WHAT IS EXPECTED:
What is the number of lines in these records with "this" in them? Answer with that number only.

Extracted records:
++++++++++
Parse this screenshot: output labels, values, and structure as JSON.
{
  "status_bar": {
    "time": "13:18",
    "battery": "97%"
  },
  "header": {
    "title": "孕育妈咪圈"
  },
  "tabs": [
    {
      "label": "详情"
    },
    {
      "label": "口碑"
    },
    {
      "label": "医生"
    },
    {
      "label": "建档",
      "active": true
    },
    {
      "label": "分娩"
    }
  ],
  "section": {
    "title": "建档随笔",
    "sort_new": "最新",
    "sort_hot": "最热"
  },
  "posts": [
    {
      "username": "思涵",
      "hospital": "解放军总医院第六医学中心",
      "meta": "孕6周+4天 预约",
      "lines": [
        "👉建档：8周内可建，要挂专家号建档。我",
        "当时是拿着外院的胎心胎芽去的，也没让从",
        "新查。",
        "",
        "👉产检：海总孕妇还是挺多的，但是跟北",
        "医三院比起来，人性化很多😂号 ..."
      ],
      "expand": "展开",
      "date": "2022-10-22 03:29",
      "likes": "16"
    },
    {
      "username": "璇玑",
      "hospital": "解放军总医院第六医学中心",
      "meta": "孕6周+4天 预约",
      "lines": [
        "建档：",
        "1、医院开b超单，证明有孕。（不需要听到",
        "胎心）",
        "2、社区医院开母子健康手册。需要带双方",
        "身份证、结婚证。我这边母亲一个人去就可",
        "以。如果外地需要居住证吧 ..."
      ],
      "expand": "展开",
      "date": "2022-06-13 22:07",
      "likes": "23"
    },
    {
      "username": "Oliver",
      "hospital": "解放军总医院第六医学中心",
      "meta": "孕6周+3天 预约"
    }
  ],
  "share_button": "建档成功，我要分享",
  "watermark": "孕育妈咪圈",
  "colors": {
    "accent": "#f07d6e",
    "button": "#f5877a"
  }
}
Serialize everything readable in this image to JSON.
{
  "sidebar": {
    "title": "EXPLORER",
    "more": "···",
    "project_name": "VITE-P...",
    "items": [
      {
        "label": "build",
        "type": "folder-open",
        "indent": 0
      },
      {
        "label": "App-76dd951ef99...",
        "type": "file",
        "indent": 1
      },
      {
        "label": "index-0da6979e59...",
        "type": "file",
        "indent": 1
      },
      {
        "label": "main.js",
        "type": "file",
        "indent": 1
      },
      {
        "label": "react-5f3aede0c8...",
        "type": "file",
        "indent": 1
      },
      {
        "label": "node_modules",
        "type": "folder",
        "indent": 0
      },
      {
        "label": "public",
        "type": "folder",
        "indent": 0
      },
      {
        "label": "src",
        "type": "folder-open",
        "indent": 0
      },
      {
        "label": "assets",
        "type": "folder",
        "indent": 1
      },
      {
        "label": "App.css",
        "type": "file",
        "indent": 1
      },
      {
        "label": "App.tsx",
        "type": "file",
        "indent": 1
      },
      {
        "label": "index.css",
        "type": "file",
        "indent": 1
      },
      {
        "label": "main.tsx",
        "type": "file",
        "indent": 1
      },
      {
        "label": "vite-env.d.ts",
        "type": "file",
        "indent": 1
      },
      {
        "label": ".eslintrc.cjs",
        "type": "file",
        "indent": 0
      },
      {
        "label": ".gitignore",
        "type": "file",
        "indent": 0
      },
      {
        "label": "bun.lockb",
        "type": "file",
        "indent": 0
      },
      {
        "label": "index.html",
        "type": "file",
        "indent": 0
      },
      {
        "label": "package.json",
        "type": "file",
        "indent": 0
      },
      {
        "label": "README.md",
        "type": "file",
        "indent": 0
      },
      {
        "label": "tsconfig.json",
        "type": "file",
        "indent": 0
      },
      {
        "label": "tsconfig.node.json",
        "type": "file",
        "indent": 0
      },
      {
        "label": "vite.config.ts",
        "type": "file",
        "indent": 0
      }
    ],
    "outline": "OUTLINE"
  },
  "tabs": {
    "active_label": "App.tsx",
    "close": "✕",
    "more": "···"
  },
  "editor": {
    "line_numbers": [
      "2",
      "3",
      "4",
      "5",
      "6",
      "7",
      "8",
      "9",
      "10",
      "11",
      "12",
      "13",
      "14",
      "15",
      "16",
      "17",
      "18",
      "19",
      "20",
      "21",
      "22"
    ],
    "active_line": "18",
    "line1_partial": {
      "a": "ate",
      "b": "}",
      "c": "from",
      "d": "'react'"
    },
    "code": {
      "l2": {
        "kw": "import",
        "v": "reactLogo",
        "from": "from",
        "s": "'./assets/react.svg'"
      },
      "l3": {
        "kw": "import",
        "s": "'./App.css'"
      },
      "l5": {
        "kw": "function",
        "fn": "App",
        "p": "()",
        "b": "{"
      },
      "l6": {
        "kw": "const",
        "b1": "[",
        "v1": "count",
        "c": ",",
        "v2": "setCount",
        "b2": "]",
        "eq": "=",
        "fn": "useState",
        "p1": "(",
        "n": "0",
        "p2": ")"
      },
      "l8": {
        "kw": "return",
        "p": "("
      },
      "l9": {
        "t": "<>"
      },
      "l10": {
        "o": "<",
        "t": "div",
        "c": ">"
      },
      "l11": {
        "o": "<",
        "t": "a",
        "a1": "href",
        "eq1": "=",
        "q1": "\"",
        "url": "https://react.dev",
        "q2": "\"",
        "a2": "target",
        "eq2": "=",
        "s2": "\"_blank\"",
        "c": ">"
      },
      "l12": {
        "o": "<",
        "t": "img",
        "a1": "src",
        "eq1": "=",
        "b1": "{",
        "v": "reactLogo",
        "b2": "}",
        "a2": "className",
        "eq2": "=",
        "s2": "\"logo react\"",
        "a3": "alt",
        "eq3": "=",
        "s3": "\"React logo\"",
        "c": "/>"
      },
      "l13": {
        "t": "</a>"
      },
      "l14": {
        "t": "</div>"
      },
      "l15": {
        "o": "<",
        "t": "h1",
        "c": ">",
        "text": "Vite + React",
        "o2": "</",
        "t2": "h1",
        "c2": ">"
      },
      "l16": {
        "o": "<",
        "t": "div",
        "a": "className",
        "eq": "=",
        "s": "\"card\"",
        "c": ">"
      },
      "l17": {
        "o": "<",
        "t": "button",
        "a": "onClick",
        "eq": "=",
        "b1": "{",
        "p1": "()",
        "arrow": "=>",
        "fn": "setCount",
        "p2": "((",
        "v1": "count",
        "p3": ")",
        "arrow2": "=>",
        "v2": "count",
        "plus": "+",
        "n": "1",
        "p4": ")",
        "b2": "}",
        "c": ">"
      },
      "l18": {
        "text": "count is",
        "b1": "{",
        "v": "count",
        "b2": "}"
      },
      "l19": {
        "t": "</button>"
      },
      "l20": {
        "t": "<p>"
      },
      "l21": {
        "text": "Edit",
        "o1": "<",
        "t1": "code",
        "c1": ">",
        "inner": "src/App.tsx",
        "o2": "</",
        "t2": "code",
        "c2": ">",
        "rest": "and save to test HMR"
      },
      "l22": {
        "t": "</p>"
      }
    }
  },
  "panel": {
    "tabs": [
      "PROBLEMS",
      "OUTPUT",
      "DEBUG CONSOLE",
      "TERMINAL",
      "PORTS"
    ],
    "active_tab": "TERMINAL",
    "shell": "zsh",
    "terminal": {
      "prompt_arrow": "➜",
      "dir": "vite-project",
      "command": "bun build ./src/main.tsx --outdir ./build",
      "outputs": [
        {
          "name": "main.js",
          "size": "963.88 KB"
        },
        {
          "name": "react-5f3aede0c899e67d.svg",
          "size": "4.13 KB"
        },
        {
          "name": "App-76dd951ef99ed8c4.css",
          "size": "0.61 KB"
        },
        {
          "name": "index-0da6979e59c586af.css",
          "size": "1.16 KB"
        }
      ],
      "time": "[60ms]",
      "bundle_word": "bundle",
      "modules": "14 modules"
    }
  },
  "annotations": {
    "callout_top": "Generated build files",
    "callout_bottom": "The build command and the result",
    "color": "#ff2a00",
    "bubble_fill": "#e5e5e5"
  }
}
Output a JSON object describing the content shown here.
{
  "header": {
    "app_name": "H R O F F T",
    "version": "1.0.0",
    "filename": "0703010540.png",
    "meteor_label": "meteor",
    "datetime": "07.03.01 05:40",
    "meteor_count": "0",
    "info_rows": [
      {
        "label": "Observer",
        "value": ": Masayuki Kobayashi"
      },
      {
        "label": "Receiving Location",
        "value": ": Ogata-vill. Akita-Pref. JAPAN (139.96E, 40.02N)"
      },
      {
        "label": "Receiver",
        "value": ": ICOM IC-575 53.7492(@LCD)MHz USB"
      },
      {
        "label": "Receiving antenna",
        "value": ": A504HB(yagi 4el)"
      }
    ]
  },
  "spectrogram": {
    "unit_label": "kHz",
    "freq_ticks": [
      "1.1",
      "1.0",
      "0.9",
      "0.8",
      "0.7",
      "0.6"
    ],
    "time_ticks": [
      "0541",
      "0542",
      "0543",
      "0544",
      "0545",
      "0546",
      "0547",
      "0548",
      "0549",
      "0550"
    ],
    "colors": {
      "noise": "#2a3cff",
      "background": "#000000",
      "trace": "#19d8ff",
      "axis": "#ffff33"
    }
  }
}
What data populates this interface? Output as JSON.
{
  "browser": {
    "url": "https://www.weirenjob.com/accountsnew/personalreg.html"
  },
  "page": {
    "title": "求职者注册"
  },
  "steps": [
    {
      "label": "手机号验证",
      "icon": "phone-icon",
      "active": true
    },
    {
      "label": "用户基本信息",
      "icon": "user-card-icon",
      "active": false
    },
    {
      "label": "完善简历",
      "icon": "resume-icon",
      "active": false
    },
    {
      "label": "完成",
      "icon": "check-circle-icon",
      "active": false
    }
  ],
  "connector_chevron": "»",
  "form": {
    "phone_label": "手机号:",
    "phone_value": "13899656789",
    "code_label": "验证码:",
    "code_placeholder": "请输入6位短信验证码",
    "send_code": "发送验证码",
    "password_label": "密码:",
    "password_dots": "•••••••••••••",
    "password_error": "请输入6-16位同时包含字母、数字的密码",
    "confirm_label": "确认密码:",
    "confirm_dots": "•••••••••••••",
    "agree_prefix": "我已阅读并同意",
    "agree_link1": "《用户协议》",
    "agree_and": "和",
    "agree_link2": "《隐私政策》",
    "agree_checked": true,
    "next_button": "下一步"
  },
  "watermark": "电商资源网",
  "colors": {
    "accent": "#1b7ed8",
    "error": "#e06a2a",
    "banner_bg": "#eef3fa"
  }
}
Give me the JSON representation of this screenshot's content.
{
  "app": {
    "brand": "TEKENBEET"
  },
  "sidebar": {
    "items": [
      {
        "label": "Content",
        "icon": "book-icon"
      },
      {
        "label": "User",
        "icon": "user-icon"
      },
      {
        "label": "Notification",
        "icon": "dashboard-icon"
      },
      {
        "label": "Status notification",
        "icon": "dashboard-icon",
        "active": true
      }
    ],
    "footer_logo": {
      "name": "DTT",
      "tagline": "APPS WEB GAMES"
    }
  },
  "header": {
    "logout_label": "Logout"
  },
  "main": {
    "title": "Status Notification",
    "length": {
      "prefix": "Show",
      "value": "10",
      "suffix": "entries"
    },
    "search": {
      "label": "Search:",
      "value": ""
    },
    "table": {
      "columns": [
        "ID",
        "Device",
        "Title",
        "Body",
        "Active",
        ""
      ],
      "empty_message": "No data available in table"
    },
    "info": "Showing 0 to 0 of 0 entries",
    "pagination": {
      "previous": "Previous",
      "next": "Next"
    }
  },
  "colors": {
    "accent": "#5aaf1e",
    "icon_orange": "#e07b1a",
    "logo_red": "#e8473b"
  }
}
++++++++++
SOLUTION:
4